To carry out this devastating attack, the text message takes advantage of a new malicious program, known as Flubot, that can infect Android devices and, once installed, has the capabilities to allow cybercriminals to steal bank credentials, intercept text messages and even take screenshots of the victim’s device. To make matters worse, it can also raid your address book and distribute more fake messages to any contacts it finds.
According to experts, Android users should look for any text messages asking if they intend to download a video from their device.
A link will be included in the message that takes the victim to spoof a download page for Flash Player. This is the app that will start the Flubot nightmare, and if you get a message asking you to download an app outside the Google Play Store, the advice is simple: Don’t.
One of the reasons Android users are always swayed by these scams is the open nature of this operating system.
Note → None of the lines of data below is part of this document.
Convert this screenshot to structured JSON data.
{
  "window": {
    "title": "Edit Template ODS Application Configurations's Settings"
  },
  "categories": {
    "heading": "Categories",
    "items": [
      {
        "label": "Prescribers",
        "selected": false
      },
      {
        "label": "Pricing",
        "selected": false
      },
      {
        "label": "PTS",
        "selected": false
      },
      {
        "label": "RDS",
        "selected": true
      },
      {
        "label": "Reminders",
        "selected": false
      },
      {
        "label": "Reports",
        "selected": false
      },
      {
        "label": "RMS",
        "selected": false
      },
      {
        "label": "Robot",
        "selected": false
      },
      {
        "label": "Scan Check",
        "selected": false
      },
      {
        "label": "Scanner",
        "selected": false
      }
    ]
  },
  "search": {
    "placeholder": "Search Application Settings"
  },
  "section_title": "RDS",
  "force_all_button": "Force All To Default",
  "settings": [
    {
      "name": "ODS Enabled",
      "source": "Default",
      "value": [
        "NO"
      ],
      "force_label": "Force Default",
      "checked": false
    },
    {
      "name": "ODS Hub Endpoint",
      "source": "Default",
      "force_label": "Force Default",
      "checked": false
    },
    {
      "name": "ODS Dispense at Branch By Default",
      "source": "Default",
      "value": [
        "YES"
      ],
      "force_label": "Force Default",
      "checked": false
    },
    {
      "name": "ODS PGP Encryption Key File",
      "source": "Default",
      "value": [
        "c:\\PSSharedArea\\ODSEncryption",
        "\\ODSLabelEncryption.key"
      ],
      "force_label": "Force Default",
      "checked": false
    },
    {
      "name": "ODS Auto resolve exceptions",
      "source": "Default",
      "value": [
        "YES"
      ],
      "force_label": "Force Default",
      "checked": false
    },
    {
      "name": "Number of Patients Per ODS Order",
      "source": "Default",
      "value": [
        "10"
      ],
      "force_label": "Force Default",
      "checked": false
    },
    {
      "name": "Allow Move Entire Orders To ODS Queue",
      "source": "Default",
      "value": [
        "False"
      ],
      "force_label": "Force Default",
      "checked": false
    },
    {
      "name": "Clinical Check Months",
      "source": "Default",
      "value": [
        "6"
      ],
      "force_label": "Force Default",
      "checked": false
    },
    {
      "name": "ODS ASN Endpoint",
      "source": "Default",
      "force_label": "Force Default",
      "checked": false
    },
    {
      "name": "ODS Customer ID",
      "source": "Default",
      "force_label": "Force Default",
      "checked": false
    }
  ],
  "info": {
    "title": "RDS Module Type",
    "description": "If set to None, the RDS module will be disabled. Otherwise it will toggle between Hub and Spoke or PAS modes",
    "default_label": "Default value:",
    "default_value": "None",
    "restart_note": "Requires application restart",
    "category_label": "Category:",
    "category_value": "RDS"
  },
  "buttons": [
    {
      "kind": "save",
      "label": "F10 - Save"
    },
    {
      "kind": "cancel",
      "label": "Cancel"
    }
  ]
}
And unlike Apple, which only allows downloading apps through its official app store, Android users can install files and programs from anywhere on the web, according to Al Arabiya Net.
To avoid the latest Flubot attack, it is advised that Android users should not click on any strange external links even if they are placed in a text from friends.